Exercise → What is needed is every line of the material that contains "apply".

Supplied material →
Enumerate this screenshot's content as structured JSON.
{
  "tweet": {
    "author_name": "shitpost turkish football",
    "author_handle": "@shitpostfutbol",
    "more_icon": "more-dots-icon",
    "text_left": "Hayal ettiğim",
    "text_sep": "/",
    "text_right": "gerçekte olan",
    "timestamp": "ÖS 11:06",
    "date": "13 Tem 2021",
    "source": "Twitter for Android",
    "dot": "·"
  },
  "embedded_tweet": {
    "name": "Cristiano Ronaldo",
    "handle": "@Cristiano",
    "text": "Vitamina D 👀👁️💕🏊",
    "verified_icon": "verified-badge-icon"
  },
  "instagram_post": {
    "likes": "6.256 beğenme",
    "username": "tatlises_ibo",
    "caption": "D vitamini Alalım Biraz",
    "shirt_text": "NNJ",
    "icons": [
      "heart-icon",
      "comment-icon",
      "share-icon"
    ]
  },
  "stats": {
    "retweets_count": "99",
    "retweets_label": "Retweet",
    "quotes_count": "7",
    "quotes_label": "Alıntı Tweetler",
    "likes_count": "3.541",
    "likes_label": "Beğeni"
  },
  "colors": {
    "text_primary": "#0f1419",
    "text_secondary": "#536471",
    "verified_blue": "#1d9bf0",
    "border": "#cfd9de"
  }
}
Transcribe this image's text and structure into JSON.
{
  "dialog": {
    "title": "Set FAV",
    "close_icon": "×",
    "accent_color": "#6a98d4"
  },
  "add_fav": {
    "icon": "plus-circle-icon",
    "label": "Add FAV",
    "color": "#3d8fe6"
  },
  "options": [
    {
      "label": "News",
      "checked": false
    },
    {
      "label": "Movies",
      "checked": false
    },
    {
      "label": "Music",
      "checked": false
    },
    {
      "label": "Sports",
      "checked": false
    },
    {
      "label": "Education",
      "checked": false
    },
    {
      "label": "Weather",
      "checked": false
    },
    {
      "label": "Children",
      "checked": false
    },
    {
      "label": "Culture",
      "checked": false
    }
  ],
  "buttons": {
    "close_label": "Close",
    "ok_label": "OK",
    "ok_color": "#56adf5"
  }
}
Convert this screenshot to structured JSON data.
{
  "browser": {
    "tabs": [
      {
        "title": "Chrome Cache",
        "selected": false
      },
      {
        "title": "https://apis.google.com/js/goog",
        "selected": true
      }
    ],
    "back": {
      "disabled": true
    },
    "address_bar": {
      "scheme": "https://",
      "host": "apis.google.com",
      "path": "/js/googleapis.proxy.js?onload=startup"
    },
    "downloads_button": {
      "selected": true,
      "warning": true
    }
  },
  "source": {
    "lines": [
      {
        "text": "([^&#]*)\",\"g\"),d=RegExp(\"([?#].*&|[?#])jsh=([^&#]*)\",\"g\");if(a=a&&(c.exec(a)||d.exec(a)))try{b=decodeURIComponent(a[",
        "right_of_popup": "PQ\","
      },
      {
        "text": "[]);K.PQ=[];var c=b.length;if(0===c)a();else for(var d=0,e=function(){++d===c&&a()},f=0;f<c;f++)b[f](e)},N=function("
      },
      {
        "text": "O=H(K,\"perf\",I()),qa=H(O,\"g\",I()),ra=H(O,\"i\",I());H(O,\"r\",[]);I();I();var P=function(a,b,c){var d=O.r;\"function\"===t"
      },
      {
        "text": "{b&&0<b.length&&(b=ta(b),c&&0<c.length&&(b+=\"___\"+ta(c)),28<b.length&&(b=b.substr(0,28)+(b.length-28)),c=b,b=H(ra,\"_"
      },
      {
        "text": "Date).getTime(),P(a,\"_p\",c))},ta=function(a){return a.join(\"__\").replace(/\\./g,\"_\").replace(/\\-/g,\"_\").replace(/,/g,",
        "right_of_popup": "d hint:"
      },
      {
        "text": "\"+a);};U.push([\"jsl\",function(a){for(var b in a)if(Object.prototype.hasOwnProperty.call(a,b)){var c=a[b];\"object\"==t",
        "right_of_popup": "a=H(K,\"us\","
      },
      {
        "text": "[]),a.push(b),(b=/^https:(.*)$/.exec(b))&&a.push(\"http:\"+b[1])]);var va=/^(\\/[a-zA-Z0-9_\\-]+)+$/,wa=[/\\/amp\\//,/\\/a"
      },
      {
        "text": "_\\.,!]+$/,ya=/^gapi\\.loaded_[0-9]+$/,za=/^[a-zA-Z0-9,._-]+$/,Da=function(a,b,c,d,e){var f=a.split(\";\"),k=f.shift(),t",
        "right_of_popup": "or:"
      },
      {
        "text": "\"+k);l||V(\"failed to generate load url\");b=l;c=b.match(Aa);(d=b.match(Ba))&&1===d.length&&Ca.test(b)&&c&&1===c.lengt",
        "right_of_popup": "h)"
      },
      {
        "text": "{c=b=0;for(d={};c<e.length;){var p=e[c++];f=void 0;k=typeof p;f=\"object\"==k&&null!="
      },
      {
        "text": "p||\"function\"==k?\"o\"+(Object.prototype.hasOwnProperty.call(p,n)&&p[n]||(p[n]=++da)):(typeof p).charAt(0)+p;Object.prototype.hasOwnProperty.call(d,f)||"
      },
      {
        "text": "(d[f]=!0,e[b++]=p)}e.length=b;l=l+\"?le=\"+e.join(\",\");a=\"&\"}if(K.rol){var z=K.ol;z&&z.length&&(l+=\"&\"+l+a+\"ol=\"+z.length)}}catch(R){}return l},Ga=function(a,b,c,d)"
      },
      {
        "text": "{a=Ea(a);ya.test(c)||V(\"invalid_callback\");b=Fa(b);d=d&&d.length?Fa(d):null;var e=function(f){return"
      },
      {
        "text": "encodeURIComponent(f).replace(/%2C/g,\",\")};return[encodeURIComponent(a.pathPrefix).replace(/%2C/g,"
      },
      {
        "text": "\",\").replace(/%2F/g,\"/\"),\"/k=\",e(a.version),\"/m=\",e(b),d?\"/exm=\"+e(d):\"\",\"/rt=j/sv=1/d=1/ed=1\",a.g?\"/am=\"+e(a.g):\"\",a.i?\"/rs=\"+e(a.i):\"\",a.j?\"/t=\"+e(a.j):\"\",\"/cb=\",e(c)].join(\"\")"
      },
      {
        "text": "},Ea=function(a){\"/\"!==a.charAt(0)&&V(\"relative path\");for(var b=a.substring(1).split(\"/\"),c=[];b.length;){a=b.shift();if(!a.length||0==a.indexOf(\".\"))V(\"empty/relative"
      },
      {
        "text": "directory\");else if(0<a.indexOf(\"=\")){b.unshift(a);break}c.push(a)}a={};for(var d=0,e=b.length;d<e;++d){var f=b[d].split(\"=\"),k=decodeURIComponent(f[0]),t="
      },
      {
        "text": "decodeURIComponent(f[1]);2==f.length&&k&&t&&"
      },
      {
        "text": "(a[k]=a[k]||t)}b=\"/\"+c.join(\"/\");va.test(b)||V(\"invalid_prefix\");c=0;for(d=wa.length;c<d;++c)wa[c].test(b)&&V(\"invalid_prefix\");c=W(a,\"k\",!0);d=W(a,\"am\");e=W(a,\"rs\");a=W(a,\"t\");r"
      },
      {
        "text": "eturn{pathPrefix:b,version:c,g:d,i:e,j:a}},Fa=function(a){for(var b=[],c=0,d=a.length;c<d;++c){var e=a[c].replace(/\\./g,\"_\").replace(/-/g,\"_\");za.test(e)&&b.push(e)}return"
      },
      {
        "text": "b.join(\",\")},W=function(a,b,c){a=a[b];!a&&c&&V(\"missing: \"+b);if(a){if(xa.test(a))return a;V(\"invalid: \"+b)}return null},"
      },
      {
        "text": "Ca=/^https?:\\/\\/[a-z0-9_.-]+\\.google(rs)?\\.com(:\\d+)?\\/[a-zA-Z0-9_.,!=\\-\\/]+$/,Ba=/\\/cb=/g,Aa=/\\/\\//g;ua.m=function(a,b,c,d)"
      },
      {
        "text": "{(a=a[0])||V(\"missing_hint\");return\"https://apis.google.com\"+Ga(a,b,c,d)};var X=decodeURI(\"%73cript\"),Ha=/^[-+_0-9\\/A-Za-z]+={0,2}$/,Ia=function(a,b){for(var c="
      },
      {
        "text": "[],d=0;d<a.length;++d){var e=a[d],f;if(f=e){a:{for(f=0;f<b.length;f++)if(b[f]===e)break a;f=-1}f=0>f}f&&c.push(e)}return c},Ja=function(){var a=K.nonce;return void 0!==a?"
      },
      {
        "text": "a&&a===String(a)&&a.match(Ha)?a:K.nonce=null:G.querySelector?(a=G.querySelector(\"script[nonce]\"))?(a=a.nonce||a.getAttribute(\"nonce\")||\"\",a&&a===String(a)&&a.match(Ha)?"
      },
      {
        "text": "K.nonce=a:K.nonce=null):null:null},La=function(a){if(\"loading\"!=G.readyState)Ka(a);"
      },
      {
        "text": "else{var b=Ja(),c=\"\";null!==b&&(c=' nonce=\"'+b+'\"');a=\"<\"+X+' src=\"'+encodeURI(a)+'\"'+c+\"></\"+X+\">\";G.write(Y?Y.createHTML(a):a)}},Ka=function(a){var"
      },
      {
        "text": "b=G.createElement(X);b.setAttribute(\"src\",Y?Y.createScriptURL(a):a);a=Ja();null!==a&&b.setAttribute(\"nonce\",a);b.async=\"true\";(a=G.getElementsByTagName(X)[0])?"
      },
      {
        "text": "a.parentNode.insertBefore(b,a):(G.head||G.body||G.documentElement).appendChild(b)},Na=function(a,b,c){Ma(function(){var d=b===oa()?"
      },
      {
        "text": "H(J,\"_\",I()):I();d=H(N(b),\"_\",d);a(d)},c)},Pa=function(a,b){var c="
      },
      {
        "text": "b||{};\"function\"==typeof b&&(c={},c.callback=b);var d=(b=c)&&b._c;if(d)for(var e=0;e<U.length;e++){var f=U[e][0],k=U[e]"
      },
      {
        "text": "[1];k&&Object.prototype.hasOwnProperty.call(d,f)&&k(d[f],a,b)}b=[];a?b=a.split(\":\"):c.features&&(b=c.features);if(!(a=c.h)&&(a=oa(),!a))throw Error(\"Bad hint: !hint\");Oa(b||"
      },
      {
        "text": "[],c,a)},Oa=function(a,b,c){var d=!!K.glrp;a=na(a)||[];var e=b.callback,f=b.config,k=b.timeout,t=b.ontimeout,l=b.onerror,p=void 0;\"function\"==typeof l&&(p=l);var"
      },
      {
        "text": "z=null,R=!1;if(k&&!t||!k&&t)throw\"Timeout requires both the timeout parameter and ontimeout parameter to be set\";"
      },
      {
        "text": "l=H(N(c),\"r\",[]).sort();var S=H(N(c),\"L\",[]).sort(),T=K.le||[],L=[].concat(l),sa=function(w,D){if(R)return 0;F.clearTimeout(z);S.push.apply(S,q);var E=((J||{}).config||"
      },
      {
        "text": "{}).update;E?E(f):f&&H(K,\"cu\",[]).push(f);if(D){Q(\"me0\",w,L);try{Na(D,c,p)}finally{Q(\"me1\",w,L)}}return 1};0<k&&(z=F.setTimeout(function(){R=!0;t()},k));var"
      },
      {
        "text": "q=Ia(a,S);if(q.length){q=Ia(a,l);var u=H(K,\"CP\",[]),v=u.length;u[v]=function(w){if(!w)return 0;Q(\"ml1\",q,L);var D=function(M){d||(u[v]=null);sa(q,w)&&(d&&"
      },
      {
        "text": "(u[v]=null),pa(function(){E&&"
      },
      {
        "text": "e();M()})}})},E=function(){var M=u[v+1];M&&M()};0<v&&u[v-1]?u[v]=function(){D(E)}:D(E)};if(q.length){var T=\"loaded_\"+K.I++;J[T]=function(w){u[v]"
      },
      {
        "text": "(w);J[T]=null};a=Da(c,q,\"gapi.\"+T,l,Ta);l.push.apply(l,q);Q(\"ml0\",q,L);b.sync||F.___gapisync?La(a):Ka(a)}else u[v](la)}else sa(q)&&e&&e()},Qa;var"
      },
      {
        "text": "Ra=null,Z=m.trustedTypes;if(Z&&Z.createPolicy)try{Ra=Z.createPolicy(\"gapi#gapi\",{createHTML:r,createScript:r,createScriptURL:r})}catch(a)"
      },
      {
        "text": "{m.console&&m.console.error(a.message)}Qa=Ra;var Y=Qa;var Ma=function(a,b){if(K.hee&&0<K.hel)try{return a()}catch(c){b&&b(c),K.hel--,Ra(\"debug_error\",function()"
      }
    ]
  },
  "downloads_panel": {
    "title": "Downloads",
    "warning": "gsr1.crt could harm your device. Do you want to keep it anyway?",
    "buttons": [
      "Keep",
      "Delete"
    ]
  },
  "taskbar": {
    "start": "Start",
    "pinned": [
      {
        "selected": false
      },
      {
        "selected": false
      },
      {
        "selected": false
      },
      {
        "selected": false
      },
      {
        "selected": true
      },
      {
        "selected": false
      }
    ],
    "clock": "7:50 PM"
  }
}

Answer →
        "text": "l=H(N(c),\"r\",[]).sort();var S=H(N(c),\"L\",[]).sort(),T=K.le||[],L=[].concat(l),sa=function(w,D){if(R)return 0;F.clearTimeout(z);S.push.apply(S,q);var E=((J||{}).config||"
        "text": "(w);J[T]=null};a=Da(c,q,\"gapi.\"+T,l,Ta);l.push.apply(l,q);Q(\"ml0\",q,L);b.sync||F.___gapisync?La(a):Ka(a)}else u[v](la)}else sa(q)&&e&&e()},Qa;var"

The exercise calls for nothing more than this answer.